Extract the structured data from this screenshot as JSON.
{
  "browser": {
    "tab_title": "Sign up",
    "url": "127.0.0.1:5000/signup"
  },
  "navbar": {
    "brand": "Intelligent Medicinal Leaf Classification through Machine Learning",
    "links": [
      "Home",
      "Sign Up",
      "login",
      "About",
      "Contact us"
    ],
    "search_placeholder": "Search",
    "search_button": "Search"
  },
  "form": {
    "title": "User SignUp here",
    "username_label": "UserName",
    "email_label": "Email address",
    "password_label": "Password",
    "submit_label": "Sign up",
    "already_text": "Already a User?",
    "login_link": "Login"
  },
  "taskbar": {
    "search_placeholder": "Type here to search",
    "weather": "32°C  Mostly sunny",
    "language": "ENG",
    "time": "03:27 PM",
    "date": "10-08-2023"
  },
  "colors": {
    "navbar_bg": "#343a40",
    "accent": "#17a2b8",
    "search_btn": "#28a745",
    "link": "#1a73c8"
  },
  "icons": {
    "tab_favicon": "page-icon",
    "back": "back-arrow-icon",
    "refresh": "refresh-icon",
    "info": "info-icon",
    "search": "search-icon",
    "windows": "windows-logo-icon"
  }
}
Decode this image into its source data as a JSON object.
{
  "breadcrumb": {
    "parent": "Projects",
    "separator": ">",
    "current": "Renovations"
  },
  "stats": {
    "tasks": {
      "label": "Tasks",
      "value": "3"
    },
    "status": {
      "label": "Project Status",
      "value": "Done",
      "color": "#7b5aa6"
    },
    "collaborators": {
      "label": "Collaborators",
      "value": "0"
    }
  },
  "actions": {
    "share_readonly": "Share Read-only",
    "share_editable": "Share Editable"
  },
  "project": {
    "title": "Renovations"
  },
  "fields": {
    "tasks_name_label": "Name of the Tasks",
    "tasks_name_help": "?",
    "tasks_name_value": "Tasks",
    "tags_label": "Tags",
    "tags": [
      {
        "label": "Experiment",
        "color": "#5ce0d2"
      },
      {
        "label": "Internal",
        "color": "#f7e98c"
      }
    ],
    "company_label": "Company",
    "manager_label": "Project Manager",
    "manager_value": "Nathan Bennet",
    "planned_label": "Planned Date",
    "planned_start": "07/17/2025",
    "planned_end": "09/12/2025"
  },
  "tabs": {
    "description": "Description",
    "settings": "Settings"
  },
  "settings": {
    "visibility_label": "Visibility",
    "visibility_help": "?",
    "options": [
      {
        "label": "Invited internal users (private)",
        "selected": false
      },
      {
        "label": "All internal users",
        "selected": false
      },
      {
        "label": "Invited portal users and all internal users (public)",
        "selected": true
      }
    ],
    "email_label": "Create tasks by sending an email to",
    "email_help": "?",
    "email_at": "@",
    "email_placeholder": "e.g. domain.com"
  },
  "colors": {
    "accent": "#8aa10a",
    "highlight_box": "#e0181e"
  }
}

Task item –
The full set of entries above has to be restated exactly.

Answer below –
Extract the structured data from this screenshot as JSON.
{
  "browser": {
    "tab_title": "Sign up",
    "url": "127.0.0.1:5000/signup"
  },
  "navbar": {
    "brand": "Intelligent Medicinal Leaf Classification through Machine Learning",
    "links": [
      "Home",
      "Sign Up",
      "login",
      "About",
      "Contact us"
    ],
    "search_placeholder": "Search",
    "search_button": "Search"
  },
  "form": {
    "title": "User SignUp here",
    "username_label": "UserName",
    "email_label": "Email address",
    "password_label": "Password",
    "submit_label": "Sign up",
    "already_text": "Already a User?",
    "login_link": "Login"
  },
  "taskbar": {
    "search_placeholder": "Type here to search",
    "weather": "32°C  Mostly sunny",
    "language": "ENG",
    "time": "03:27 PM",
    "date": "10-08-2023"
  },
  "colors": {
    "navbar_bg": "#343a40",
    "accent": "#17a2b8",
    "search_btn": "#28a745",
    "link": "#1a73c8"
  },
  "icons": {
    "tab_favicon": "page-icon",
    "back": "back-arrow-icon",
    "refresh": "refresh-icon",
    "info": "info-icon",
    "search": "search-icon",
    "windows": "windows-logo-icon"
  }
}
Decode this image into its source data as a JSON object.
{
  "breadcrumb": {
    "parent": "Projects",
    "separator": ">",
    "current": "Renovations"
  },
  "stats": {
    "tasks": {
      "label": "Tasks",
      "value": "3"
    },
    "status": {
      "label": "Project Status",
      "value": "Done",
      "color": "#7b5aa6"
    },
    "collaborators": {
      "label": "Collaborators",
      "value": "0"
    }
  },
  "actions": {
    "share_readonly": "Share Read-only",
    "share_editable": "Share Editable"
  },
  "project": {
    "title": "Renovations"
  },
  "fields": {
    "tasks_name_label": "Name of the Tasks",
    "tasks_name_help": "?",
    "tasks_name_value": "Tasks",
    "tags_label": "Tags",
    "tags": [
      {
        "label": "Experiment",
        "color": "#5ce0d2"
      },
      {
        "label": "Internal",
        "color": "#f7e98c"
      }
    ],
    "company_label": "Company",
    "manager_label": "Project Manager",
    "manager_value": "Nathan Bennet",
    "planned_label": "Planned Date",
    "planned_start": "07/17/2025",
    "planned_end": "09/12/2025"
  },
  "tabs": {
    "description": "Description",
    "settings": "Settings"
  },
  "settings": {
    "visibility_label": "Visibility",
    "visibility_help": "?",
    "options": [
      {
        "label": "Invited internal users (private)",
        "selected": false
      },
      {
        "label": "All internal users",
        "selected": false
      },
      {
        "label": "Invited portal users and all internal users (public)",
        "selected": true
      }
    ],
    "email_label": "Create tasks by sending an email to",
    "email_help": "?",
    "email_at": "@",
    "email_placeholder": "e.g. domain.com"
  },
  "colors": {
    "accent": "#8aa10a",
    "highlight_box": "#e0181e"
  }
}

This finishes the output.